> WHAT THIS TASK INVOLVES
Report each line of the entries that contains the word "price", copied in full.

EXERCISE MATERIALS: Begin

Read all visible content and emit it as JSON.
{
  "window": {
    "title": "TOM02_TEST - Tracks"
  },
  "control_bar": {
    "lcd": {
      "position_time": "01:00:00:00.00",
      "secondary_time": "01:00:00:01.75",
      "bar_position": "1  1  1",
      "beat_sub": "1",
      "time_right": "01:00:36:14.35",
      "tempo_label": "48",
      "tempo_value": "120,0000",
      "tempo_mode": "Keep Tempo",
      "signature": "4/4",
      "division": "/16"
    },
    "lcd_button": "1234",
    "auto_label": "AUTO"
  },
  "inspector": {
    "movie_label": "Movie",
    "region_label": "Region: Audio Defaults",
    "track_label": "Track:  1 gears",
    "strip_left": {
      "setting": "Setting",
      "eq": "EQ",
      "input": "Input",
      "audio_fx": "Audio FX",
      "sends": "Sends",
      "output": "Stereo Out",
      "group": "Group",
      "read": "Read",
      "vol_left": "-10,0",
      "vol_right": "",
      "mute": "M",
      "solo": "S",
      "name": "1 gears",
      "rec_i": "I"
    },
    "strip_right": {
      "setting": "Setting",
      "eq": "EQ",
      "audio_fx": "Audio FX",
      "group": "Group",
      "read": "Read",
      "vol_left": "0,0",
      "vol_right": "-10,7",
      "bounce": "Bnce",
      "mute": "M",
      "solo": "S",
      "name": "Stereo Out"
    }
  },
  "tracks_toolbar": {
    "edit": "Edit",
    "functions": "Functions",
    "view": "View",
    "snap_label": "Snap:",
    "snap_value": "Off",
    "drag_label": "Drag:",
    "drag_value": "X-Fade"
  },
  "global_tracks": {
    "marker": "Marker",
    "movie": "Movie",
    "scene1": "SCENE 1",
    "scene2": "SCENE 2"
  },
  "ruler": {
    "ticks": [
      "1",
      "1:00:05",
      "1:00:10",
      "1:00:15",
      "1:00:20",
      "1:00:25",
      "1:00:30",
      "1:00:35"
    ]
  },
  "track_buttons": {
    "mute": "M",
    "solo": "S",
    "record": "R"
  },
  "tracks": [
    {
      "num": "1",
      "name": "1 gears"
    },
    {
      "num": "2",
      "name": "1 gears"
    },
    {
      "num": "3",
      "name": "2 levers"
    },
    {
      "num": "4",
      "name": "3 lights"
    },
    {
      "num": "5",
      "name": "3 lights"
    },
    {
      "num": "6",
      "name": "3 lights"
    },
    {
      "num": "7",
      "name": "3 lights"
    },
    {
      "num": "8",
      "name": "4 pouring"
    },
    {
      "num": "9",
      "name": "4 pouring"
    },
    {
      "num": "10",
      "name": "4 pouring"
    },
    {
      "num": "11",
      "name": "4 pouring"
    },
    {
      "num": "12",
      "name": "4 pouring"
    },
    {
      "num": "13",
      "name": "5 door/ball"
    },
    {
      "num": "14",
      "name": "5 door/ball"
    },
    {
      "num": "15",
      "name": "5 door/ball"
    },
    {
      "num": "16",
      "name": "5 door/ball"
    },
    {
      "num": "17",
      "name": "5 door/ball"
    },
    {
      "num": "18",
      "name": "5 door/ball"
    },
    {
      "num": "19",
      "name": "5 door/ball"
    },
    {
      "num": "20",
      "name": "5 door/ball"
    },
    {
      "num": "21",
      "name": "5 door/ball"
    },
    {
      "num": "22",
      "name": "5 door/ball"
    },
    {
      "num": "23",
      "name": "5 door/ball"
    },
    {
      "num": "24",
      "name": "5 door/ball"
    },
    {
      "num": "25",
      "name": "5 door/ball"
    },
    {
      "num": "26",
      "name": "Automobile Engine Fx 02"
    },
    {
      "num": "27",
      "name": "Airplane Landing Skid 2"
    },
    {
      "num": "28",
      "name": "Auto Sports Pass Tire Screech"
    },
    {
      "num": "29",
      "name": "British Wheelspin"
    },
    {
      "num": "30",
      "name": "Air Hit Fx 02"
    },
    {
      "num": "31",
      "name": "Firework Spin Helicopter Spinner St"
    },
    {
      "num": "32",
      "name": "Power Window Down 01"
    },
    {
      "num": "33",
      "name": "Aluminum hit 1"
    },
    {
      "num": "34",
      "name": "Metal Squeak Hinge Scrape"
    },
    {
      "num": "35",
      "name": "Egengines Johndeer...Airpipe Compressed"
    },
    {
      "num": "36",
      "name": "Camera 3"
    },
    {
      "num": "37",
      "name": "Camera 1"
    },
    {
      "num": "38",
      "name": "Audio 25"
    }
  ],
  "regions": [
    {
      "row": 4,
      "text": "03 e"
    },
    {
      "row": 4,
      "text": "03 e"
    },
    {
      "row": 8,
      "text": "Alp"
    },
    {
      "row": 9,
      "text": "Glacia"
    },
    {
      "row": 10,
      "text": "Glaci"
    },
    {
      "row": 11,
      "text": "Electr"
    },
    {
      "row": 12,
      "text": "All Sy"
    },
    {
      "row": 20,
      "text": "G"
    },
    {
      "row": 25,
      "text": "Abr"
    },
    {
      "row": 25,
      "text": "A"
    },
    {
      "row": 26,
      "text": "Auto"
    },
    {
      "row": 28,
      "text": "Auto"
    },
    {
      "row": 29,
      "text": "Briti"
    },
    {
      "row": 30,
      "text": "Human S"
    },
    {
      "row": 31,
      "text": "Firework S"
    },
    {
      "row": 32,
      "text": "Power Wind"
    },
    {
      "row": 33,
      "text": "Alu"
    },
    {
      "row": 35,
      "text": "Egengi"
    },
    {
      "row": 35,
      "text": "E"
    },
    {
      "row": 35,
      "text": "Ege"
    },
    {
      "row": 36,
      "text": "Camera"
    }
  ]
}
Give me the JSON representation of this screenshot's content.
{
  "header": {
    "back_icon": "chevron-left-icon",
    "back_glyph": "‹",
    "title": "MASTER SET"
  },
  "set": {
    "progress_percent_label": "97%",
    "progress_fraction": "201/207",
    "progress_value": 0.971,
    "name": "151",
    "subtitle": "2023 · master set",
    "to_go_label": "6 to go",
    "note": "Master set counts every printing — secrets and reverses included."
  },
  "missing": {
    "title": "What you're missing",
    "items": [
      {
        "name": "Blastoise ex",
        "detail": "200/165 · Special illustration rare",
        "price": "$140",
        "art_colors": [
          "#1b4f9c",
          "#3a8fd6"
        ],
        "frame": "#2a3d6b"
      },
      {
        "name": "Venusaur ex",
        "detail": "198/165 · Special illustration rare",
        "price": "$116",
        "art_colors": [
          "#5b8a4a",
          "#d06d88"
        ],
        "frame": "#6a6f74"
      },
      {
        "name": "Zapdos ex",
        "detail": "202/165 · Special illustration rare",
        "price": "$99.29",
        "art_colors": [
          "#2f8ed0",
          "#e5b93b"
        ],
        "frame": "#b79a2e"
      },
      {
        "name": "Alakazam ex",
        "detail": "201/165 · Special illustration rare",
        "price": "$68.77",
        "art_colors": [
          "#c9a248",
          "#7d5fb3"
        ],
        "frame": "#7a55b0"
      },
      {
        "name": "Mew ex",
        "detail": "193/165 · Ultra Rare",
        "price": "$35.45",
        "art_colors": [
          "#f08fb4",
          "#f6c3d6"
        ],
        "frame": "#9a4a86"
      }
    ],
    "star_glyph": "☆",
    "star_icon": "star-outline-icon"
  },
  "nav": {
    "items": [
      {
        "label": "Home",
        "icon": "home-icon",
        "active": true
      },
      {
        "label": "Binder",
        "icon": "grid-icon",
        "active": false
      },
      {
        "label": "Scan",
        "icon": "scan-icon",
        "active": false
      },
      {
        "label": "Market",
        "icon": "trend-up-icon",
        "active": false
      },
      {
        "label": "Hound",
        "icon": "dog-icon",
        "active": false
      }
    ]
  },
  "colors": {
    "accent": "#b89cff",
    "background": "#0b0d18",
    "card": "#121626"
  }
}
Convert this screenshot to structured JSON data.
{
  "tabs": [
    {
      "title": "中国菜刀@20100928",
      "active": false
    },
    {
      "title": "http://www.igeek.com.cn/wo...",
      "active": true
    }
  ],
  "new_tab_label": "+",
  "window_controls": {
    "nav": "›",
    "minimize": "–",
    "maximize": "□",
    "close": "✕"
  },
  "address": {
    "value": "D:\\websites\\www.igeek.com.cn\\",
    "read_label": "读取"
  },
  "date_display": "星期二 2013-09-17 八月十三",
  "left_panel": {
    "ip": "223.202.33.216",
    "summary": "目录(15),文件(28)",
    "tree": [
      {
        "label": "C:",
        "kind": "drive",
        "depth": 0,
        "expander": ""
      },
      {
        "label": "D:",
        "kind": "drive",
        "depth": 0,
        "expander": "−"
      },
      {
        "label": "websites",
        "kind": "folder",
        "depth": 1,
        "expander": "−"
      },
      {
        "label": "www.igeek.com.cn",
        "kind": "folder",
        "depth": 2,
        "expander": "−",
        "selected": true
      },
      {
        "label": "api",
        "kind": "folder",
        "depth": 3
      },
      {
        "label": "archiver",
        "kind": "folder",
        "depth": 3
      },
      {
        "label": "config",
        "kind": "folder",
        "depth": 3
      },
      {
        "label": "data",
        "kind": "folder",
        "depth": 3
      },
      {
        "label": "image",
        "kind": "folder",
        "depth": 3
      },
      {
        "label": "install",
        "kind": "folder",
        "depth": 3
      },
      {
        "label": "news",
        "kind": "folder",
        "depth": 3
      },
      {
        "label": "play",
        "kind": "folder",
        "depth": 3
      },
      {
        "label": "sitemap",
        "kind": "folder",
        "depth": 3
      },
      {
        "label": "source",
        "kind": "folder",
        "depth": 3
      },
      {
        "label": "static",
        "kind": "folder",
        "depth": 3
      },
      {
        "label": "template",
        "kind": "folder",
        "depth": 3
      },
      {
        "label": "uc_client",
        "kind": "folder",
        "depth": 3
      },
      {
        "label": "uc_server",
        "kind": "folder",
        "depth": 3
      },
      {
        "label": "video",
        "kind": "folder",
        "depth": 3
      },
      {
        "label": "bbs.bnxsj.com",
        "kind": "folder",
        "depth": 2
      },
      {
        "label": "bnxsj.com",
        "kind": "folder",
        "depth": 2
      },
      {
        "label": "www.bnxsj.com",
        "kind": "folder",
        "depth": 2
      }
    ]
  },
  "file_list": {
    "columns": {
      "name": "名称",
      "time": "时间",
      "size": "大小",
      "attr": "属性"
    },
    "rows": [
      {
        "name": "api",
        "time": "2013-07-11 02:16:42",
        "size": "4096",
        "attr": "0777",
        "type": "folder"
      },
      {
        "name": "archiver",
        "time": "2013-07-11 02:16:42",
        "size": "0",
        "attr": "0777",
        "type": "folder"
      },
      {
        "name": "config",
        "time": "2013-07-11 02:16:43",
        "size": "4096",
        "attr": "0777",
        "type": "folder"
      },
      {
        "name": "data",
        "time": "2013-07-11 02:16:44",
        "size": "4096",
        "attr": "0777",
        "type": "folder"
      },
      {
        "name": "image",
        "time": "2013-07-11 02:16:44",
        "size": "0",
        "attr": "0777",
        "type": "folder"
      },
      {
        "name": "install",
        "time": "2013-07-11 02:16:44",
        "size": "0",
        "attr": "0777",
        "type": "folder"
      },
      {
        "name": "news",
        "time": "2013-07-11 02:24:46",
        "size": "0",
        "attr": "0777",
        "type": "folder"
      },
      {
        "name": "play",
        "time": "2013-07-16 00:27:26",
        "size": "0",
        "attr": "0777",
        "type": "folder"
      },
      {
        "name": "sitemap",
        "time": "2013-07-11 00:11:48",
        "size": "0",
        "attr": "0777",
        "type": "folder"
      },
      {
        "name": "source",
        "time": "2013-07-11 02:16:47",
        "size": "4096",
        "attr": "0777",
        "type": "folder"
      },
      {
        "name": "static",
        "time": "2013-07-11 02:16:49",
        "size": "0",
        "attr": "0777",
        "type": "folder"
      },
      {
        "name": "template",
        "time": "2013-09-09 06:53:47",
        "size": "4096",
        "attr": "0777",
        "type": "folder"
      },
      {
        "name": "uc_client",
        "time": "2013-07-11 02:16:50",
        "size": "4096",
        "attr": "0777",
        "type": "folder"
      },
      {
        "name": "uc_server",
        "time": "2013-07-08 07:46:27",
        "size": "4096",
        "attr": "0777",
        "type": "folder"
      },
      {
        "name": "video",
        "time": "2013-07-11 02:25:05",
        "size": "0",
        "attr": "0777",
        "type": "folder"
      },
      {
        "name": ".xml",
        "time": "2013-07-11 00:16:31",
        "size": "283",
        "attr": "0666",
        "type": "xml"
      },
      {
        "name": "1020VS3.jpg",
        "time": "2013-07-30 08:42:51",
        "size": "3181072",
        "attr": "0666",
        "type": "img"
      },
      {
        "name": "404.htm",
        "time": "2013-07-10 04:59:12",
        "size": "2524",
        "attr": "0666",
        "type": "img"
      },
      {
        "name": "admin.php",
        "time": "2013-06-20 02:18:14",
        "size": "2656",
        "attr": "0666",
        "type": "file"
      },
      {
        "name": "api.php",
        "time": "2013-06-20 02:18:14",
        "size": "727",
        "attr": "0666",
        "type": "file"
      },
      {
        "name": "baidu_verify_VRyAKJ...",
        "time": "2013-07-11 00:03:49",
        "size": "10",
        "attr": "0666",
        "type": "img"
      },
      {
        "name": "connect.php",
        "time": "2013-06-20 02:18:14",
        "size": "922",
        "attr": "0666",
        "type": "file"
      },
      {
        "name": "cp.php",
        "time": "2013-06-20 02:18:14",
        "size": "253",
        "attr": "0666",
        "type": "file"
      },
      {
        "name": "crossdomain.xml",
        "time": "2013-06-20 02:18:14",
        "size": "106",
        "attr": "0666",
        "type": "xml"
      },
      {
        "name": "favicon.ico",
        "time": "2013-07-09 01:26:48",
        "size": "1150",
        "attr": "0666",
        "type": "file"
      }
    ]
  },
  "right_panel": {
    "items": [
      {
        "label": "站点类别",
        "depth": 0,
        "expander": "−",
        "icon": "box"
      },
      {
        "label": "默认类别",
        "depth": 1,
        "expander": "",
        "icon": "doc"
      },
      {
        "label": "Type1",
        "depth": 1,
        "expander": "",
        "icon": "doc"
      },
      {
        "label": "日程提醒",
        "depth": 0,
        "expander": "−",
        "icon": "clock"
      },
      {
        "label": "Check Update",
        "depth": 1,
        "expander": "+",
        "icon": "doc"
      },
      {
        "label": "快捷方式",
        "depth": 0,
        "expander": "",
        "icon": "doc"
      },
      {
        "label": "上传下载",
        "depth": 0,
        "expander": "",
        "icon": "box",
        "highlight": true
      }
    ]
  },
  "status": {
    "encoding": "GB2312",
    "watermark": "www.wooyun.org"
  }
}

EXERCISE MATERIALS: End

> COMPLETED TASK
        "price": "$140",
        "price": "$116",
        "price": "$99.29",
        "price": "$68.77",
        "price": "$35.45",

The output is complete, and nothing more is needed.